# PROBLEM DETAILS:
Please reproduce the listing verbatim, without its images.

# DATASET RECORDS:

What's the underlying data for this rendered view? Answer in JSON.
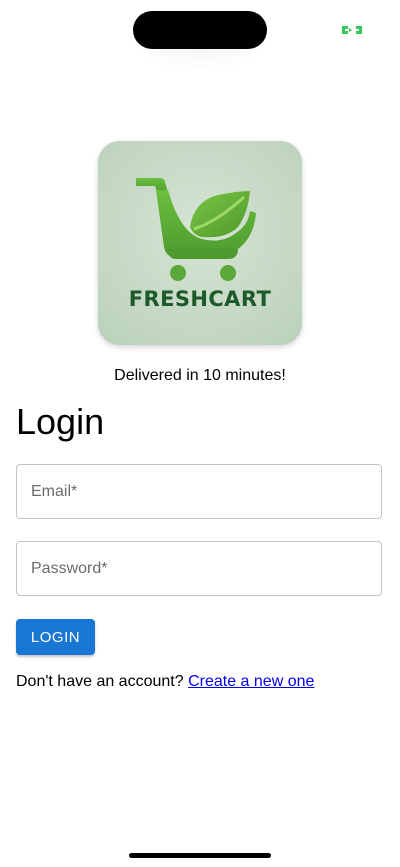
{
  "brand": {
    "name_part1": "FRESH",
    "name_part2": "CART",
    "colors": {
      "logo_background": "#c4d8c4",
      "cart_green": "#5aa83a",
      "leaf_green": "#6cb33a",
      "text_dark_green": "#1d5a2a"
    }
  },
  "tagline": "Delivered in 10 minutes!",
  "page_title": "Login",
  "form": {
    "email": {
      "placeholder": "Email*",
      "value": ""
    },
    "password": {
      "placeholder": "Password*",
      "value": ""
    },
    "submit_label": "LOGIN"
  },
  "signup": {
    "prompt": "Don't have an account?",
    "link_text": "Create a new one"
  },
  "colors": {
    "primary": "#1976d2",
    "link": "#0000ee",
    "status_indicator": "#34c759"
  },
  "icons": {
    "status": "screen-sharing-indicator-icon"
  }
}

# YOUR RESPONSE:
What's the underlying data for this rendered view? Answer in JSON.
{
  "brand": {
    "name_part1": "FRESH",
    "name_part2": "CART",
    "colors": {
      "logo_background": "#c4d8c4",
      "cart_green": "#5aa83a",
      "leaf_green": "#6cb33a",
      "text_dark_green": "#1d5a2a"
    }
  },
  "tagline": "Delivered in 10 minutes!",
  "page_title": "Login",
  "form": {
    "email": {
      "placeholder": "Email*",
      "value": ""
    },
    "password": {
      "placeholder": "Password*",
      "value": ""
    },
    "submit_label": "LOGIN"
  },
  "signup": {
    "prompt": "Don't have an account?",
    "link_text": "Create a new one"
  },
  "colors": {
    "primary": "#1976d2",
    "link": "#0000ee",
    "status_indicator": "#34c759"
  },
  "icons": {
    "status": "screen-sharing-indicator-icon"
  }
}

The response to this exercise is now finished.